Written by Nizam Shaikh

Skoda which is leading the ‘India 2.0’ project was last reported to highly localise the Volkswagen 1.0-litre 3-cylinder turbocharged petrol engine to up to 90%. And now according to a media report, the brand will replace the current 1.6 MPI (EA 111) motor on the Rapid sedan and equip it with the smaller 1.0-litre TSI (EA 211) motor soon.

The new engine is expected to be BSVI emission compliant and is likely to be introduced next year before the BSVI norms are enforced. The 1.5-litre diesel engine may not be upgraded to BSVI standards and is likely to be discontinued. The BSVI emission norms will be enforced from 1st April 2020, and it is speculated that the efficient petrol engine will replace the diesel motor.
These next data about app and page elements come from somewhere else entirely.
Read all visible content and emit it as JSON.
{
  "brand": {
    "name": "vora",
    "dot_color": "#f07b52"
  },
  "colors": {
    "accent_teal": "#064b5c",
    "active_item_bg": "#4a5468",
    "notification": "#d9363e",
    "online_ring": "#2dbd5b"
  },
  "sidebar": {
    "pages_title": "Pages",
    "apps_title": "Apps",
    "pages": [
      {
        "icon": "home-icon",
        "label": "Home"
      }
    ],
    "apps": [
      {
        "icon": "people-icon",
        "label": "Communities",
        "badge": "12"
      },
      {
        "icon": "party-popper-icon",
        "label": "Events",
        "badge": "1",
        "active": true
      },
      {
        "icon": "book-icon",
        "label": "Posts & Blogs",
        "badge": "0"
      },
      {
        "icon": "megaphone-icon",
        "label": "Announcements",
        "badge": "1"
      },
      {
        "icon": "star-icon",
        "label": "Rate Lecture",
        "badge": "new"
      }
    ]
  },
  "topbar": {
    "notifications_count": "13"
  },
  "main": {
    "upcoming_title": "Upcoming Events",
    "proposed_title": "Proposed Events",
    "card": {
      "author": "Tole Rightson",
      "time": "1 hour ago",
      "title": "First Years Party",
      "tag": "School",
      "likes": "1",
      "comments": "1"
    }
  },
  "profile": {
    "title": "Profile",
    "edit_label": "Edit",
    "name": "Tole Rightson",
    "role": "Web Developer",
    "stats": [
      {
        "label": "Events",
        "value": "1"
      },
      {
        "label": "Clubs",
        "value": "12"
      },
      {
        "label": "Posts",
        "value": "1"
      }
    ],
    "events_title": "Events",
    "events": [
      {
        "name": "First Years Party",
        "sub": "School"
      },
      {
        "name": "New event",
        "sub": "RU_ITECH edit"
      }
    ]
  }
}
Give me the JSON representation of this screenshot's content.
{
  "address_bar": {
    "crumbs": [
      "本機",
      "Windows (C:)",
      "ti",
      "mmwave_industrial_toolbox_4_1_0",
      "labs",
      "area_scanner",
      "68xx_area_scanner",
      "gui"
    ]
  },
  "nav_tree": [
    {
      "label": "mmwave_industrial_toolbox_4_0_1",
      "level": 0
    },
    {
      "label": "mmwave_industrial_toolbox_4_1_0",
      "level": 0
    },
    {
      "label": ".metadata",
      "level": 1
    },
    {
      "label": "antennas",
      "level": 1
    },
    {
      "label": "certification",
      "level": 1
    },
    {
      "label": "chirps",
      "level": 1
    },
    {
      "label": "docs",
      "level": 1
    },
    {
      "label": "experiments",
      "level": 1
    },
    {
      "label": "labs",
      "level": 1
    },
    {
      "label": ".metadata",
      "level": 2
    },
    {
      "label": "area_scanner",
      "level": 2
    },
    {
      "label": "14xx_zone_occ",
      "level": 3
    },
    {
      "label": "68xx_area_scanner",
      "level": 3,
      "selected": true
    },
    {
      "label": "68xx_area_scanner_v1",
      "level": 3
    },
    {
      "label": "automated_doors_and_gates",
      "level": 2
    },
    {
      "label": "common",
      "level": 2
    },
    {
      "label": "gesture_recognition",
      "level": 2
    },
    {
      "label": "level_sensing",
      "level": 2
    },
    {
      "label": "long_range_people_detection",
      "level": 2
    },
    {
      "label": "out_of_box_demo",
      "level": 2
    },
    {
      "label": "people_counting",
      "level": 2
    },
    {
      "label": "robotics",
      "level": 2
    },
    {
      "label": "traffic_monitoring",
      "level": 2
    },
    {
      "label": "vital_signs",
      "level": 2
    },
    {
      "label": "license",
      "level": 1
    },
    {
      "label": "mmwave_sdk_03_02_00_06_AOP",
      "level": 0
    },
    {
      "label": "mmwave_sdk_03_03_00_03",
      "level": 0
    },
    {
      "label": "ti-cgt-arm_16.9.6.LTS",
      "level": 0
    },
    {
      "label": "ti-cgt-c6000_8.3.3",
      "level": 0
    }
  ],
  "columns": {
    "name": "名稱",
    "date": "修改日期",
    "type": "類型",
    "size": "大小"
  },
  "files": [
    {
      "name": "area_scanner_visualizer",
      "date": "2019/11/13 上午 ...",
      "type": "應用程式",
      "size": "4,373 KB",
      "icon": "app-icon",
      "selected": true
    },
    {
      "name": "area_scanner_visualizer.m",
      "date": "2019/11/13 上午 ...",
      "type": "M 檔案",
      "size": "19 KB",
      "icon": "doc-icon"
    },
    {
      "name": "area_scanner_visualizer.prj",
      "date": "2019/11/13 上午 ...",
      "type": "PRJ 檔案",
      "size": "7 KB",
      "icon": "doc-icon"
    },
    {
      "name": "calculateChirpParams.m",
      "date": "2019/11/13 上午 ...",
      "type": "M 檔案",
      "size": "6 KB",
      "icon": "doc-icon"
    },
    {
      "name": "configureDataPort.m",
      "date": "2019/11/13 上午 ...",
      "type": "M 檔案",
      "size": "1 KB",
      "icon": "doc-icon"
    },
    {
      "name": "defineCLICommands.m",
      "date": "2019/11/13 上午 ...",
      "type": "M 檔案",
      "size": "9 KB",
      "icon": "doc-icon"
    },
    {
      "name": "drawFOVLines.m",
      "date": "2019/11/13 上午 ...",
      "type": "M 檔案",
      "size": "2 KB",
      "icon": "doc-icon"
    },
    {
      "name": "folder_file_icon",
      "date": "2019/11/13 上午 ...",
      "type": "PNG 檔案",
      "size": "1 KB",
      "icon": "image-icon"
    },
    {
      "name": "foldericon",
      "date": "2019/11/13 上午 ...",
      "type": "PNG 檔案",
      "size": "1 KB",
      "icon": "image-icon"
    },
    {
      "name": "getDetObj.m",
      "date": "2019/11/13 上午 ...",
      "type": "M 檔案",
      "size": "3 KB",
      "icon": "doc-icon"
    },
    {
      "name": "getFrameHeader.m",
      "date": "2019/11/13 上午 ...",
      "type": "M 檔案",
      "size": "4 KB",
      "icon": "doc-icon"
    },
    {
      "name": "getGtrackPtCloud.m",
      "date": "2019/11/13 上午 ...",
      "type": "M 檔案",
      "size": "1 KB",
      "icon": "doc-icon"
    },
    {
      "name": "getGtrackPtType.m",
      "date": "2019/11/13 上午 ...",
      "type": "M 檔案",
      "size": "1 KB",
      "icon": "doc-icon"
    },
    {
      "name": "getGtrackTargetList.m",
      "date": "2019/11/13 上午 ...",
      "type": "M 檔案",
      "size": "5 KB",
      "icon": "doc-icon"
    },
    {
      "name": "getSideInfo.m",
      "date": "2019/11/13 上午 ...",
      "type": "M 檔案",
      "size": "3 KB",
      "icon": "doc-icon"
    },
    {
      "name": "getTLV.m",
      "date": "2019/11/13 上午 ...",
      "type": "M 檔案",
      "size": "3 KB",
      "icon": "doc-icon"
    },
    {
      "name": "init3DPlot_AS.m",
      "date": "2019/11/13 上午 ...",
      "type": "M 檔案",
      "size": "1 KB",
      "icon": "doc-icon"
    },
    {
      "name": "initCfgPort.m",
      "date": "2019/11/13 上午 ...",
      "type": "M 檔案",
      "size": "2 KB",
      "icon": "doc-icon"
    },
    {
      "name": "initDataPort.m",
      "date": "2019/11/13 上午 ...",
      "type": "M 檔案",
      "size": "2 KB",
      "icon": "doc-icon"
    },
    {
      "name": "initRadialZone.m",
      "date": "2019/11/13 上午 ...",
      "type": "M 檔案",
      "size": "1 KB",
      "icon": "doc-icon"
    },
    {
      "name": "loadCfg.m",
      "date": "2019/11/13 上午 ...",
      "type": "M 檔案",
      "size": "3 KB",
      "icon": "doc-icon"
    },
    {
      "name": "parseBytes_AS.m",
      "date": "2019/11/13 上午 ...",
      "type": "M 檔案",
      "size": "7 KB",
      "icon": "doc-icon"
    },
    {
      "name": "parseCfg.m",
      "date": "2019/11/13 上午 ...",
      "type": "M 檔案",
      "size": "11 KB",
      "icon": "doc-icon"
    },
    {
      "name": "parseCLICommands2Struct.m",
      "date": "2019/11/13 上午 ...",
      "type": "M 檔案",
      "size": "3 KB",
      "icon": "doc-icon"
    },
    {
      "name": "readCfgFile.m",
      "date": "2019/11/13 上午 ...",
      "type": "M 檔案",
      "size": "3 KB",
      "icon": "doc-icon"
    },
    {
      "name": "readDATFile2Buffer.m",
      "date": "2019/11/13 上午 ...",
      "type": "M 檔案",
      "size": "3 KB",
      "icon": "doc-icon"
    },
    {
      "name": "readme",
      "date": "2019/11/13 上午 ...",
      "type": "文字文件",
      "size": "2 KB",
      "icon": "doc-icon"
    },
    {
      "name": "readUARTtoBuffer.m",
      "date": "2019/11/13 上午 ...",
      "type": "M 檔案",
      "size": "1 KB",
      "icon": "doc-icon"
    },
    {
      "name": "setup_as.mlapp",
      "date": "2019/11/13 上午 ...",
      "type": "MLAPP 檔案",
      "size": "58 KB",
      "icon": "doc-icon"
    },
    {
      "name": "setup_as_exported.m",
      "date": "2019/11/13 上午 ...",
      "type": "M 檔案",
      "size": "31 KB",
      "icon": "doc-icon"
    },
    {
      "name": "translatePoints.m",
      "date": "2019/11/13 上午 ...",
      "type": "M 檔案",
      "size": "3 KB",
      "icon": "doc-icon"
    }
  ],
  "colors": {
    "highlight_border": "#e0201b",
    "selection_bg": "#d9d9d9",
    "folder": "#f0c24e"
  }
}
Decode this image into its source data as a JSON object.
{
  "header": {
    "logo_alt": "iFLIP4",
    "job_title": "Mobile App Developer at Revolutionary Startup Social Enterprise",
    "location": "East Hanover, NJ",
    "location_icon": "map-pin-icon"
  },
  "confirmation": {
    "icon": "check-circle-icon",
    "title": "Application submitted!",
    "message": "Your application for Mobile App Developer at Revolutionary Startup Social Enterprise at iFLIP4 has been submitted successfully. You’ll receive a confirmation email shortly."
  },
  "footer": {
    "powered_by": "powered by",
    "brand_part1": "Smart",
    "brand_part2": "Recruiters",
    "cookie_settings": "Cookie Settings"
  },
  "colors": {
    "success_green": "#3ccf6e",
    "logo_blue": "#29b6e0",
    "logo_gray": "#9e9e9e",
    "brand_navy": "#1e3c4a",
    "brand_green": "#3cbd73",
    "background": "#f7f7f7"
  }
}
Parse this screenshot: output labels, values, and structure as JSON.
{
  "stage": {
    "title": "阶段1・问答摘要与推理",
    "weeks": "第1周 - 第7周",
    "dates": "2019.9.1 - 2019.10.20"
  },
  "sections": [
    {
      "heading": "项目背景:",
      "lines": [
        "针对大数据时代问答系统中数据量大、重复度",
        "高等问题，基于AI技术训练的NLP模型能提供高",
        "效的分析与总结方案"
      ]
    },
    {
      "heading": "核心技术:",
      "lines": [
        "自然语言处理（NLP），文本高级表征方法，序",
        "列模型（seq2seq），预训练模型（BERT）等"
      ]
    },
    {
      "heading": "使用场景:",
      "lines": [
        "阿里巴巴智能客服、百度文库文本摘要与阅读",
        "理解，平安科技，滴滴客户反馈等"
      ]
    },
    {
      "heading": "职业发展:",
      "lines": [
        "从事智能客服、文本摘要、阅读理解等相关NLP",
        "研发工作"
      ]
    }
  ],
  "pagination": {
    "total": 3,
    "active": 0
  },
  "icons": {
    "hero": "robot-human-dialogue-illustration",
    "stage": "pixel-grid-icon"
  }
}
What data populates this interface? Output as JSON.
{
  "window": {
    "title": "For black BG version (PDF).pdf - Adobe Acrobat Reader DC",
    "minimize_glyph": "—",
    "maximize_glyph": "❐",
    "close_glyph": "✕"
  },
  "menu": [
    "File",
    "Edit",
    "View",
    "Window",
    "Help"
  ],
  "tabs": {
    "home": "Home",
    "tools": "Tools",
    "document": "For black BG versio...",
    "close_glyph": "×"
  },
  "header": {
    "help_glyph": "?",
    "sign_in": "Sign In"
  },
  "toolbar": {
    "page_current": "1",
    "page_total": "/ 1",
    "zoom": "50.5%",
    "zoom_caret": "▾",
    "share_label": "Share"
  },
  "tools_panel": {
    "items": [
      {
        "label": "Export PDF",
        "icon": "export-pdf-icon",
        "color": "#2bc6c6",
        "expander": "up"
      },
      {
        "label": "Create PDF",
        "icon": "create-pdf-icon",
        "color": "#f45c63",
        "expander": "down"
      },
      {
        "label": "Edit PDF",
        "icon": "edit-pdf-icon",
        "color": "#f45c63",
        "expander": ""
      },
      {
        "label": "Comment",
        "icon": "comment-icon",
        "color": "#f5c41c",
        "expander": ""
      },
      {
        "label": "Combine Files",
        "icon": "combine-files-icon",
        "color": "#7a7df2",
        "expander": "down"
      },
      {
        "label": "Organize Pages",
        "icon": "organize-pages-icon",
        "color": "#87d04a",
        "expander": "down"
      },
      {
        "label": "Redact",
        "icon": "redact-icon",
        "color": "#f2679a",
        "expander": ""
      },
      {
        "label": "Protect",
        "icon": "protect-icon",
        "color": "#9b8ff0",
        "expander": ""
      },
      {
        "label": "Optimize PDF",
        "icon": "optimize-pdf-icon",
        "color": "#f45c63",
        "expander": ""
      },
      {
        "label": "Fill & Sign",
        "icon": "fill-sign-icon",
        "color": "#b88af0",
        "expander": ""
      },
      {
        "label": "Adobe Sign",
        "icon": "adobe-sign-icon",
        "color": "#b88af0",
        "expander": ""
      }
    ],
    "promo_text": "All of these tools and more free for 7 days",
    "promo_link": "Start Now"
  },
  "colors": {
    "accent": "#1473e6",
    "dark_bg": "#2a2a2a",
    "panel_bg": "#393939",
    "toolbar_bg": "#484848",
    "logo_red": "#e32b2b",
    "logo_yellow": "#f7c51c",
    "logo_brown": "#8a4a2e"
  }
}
According to reports, it has been confirmed that the Skoda Rapid will get an option of a 7-speed DSG automatic gearbox for the first time on the petrol model and the new unit will replace the old 6-speed torque converter automatic that was on the 1.6 MPI. Currently only the diesel Rapid gets the DSG gearbox.

The international spec 1.0-litre, 3-cylinder, turbocharged petrol engine is available in two power options, one producing 95 HP of power and 160 Nm of torque and the other producing 115 HP of power and 200 Nm of torque. Skoda Rapid in India is expected to get the more powerful 115 HP/200 Nm option in India. For comparison, the 1.6 MPI produces 105 HP of power and 153 Nm of torque. If the more powerful 1.0-litre TSI version makes it to India, it will outmatch the 1.6-litre MPI engine by quite a margin.

Skoda may strike out the diesel engine on their small cars and may not upgrade them to BSVI emission standards. However, the company is expected to upgrade the 2.0-litre diesel to BSVI standards. The diesel car market in the entry-level segment is not doing as good as the petrol market and most buyers prefer petrol-powered small cars over diesel. The cost of upgrades on the diesel engine to make it BSVI compliant does not balance the scale and many car manufacturers are likely to withdraw their small diesel engines and replace them with efficient petrol engines.